Required work: Check every line of the entries for the string "text" and return the ones that contain it.

(Web page and app entries)
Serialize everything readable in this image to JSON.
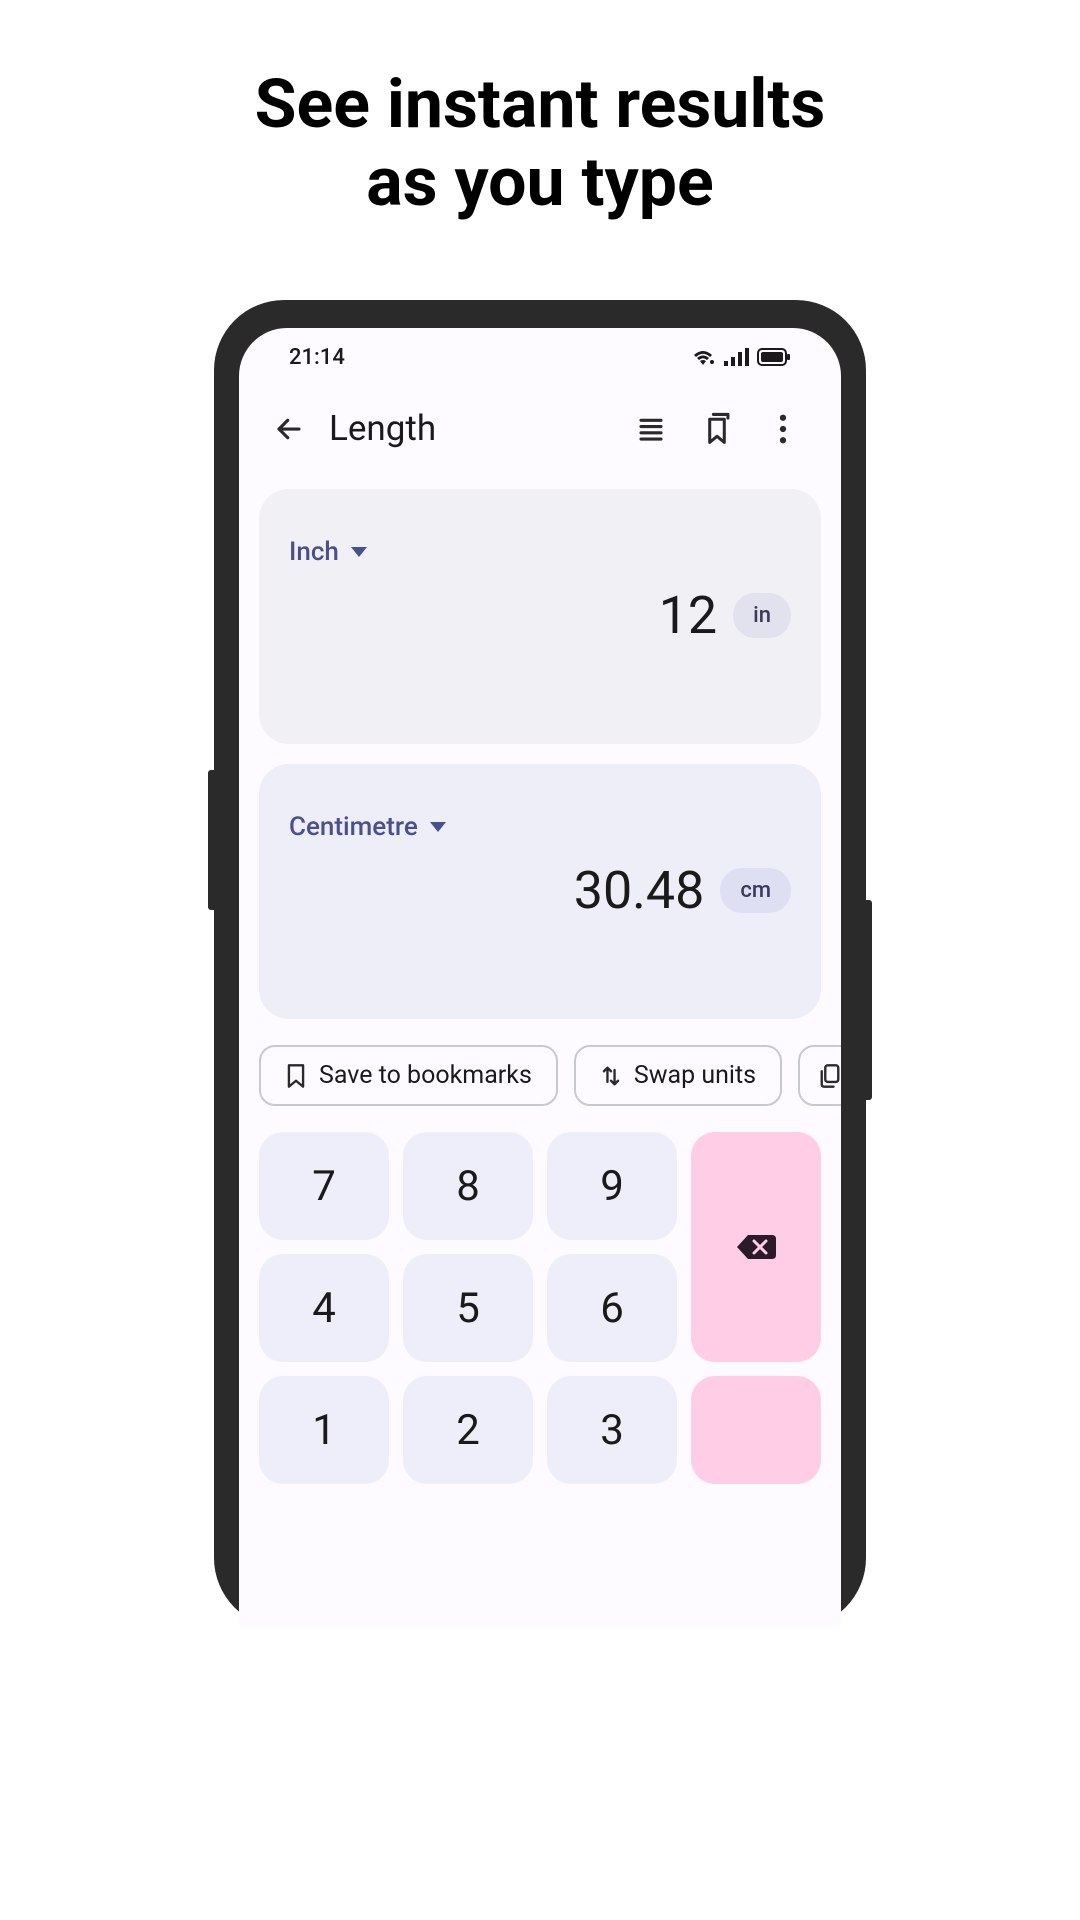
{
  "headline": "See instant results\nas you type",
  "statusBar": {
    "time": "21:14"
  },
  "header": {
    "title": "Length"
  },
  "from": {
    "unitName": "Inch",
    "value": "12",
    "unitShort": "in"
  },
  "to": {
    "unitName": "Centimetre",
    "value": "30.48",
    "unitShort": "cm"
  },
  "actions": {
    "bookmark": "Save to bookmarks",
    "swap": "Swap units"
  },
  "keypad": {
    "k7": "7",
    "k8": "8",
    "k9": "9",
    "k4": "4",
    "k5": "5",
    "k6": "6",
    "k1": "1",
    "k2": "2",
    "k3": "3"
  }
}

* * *

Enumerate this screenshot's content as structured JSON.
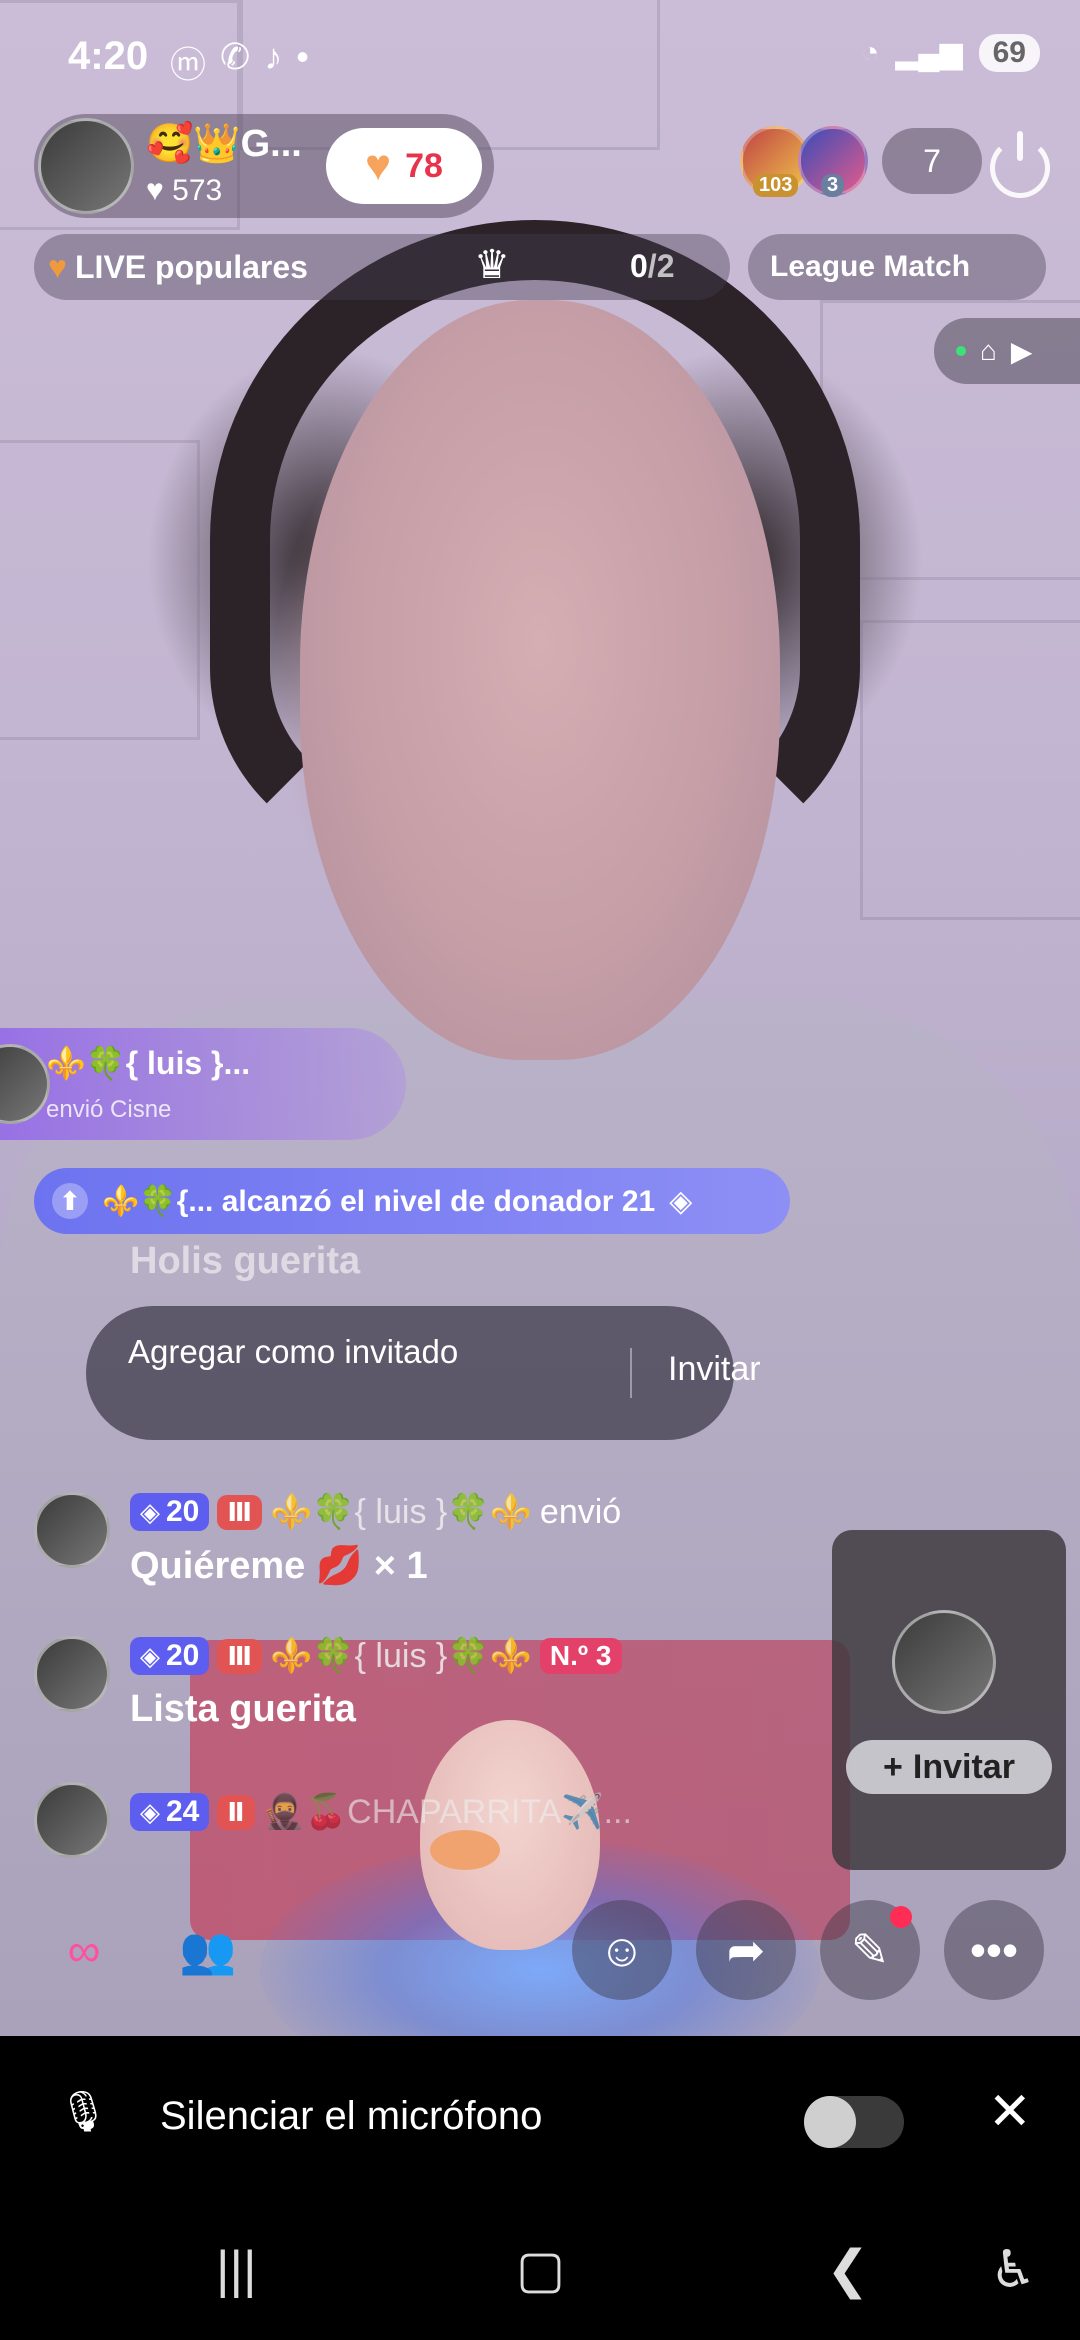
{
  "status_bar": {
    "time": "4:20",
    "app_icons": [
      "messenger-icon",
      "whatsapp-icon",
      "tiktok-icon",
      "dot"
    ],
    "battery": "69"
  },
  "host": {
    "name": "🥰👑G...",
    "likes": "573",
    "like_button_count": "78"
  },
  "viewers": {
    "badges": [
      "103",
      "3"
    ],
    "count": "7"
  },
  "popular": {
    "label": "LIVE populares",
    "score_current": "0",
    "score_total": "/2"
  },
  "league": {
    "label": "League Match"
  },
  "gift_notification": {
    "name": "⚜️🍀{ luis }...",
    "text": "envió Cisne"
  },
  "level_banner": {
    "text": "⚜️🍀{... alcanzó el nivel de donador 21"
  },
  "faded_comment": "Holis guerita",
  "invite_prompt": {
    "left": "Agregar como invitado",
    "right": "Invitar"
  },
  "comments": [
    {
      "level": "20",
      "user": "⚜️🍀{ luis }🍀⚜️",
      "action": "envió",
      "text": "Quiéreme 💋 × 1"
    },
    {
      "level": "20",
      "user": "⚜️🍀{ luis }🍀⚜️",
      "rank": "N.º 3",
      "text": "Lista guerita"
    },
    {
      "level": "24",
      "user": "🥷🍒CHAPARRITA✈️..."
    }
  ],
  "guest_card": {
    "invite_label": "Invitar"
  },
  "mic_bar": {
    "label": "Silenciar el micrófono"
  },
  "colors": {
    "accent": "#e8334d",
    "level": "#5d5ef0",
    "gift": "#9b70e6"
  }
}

Written solution:
    "text": "envió Cisne"
    "text": "⚜️🍀{... alcanzó el nivel de donador 21"
      "text": "Quiéreme 💋 × 1"
      "text": "Lista guerita"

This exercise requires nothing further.